Reportedly the local Dogar caste of Muslims dominant in the area have been trying to renege on their ancestors’ property allocation many decades ago, which gave Khamba village’s Christian community the land where they built their church and set up a graveyard.
“Khamba village was originally some distance away from Lahore,” explained one CLAAS lawyer, “but as the city has expanded over the past couple of years, land prices in Wapda Town have shot up perhaps 200 times in value.”
A few months back, the Dogar landlords had demolished some Christian graves with a tractor, insisting that the small community of 60 to 70 Christian families relinquish the graveyard and adjoining church property. “So yes, there was a dispute, but the Christian community had not retaliated,” the CLAAS lawyer said.
“The government authorities want to show that this is not an act of terrorism, that it was just an individual act, not against the Christian community,” one source told Compass. “But actually, it is terrorism, because terrorism is defined as anything that is done to terrorize people. That’s what they did. They attacked people and started indiscriminate firing upon a congregation of some 150 people!”
John Alexander Mali, Bishop of Lahore of the Church of Pakistan, was expected to attend today’s funeral services for Irshad Masih. Mali has reportedly intervened with authorities on the case, insisting that the assailants be charged under Section 780 of Pakistan’s Anti-Terrorist Act.
In an initial report released today, CLAAS investigators disputed the legality of the formal First Investigation Report (FIR), which they saw being prepared by officials at the police station yesterday in the absence of the deceased’s father, Said Masih.
As the official plaintiff, Said Masih was required by Pakistani law to be present during the writing and signing of the FIR. But police had reportedly spirited the bereaved father away during the afternoon and evening hours of Sunday, while they composed the text of the FIR. Said Masih has since repudiated the FIR for containing untrue and distorted facts.
Pakistan’s other English-language newspapers did not report the Khamba attack.
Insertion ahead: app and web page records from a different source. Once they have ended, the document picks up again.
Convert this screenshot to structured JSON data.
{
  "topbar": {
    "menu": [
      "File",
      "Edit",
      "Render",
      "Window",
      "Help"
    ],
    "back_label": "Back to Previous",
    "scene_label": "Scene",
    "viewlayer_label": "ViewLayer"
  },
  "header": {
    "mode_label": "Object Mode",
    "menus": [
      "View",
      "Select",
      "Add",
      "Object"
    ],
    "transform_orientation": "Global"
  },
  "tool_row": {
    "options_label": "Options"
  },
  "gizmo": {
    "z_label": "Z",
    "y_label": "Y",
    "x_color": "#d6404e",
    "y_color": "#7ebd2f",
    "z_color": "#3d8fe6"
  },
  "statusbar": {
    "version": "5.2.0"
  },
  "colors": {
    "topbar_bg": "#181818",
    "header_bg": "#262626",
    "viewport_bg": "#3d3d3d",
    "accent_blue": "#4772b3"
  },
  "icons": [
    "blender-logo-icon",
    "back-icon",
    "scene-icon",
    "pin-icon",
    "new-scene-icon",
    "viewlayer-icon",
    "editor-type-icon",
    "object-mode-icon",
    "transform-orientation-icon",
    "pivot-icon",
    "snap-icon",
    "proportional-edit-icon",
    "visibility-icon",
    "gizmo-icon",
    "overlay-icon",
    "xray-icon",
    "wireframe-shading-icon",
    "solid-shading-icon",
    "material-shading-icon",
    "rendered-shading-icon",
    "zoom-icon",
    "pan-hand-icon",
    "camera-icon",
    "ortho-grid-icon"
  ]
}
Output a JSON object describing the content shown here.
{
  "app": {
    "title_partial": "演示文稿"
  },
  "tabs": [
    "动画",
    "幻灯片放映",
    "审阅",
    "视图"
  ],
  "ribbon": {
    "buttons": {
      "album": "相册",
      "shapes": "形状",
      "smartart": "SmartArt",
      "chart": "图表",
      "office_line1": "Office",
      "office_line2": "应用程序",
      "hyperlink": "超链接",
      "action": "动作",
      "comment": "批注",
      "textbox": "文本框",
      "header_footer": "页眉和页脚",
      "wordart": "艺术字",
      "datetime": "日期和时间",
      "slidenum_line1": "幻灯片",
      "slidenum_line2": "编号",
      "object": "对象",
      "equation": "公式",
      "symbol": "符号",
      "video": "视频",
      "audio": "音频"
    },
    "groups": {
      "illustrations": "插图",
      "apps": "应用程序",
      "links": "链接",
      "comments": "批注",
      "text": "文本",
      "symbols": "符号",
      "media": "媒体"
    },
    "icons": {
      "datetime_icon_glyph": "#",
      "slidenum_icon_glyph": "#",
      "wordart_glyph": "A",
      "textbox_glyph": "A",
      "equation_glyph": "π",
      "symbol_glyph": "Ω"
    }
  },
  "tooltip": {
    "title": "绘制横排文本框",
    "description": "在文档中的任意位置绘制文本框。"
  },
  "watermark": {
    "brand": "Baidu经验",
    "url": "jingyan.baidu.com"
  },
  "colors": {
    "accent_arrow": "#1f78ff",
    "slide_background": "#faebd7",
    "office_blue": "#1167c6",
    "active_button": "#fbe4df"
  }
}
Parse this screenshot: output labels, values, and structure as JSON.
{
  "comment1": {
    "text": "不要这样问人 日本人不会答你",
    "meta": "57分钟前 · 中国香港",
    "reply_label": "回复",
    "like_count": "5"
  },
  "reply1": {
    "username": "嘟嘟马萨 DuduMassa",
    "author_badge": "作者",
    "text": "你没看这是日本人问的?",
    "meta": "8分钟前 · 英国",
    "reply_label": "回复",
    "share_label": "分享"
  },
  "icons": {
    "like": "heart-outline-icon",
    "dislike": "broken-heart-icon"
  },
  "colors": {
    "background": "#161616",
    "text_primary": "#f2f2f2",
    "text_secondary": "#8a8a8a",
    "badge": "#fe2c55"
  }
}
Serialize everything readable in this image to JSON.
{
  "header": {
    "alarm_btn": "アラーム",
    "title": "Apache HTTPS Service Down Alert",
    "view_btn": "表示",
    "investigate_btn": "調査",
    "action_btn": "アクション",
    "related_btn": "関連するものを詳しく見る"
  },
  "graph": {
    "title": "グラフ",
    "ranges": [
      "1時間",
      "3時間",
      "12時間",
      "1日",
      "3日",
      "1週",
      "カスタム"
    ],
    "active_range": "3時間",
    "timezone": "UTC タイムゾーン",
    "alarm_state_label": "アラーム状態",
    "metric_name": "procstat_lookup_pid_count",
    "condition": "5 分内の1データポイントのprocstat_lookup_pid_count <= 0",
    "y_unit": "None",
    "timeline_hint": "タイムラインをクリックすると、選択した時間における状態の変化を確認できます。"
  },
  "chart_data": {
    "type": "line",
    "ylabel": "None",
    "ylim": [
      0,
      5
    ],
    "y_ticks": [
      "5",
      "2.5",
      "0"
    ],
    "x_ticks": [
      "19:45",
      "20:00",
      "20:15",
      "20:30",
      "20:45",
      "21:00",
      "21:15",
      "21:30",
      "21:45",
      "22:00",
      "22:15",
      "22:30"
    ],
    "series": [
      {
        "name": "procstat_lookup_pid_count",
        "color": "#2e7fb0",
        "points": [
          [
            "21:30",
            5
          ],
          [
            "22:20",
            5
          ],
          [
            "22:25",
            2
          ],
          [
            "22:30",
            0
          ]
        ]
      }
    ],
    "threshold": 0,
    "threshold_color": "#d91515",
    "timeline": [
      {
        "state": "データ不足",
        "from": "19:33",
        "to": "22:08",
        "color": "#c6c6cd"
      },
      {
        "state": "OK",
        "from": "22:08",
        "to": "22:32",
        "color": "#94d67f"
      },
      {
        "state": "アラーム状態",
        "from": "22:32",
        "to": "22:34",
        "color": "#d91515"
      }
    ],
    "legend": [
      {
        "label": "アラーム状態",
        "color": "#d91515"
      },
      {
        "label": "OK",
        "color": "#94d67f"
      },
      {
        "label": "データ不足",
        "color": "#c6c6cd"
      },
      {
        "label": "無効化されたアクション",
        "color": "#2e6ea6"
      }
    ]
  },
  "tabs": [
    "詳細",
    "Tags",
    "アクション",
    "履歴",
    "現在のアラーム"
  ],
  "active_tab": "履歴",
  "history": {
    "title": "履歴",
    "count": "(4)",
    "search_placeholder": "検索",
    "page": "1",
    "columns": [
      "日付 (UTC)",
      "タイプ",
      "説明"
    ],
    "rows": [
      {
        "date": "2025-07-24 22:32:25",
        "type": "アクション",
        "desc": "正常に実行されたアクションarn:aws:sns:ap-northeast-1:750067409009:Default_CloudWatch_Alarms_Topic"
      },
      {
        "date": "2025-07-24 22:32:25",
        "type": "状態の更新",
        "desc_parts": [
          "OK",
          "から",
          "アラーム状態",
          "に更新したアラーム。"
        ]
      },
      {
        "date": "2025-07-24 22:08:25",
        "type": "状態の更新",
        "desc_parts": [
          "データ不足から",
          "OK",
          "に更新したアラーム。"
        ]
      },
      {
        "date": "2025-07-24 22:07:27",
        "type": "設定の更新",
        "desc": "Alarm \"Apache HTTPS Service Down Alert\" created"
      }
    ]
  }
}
But according to an article in today’s The News, an Islamabad official assured local reporters yesterday that “security was beefed up in all the churches of the district to avert any untoward incident” during Easter observances.
A daily laborer like most of the poor Christians in Khamba village, Irshad Masih is survived by his wife, Fazia, an infant daughter Eman, his parents Said and Kausar Bibi Masih, and two single brothers, Iqbal and Fiaz.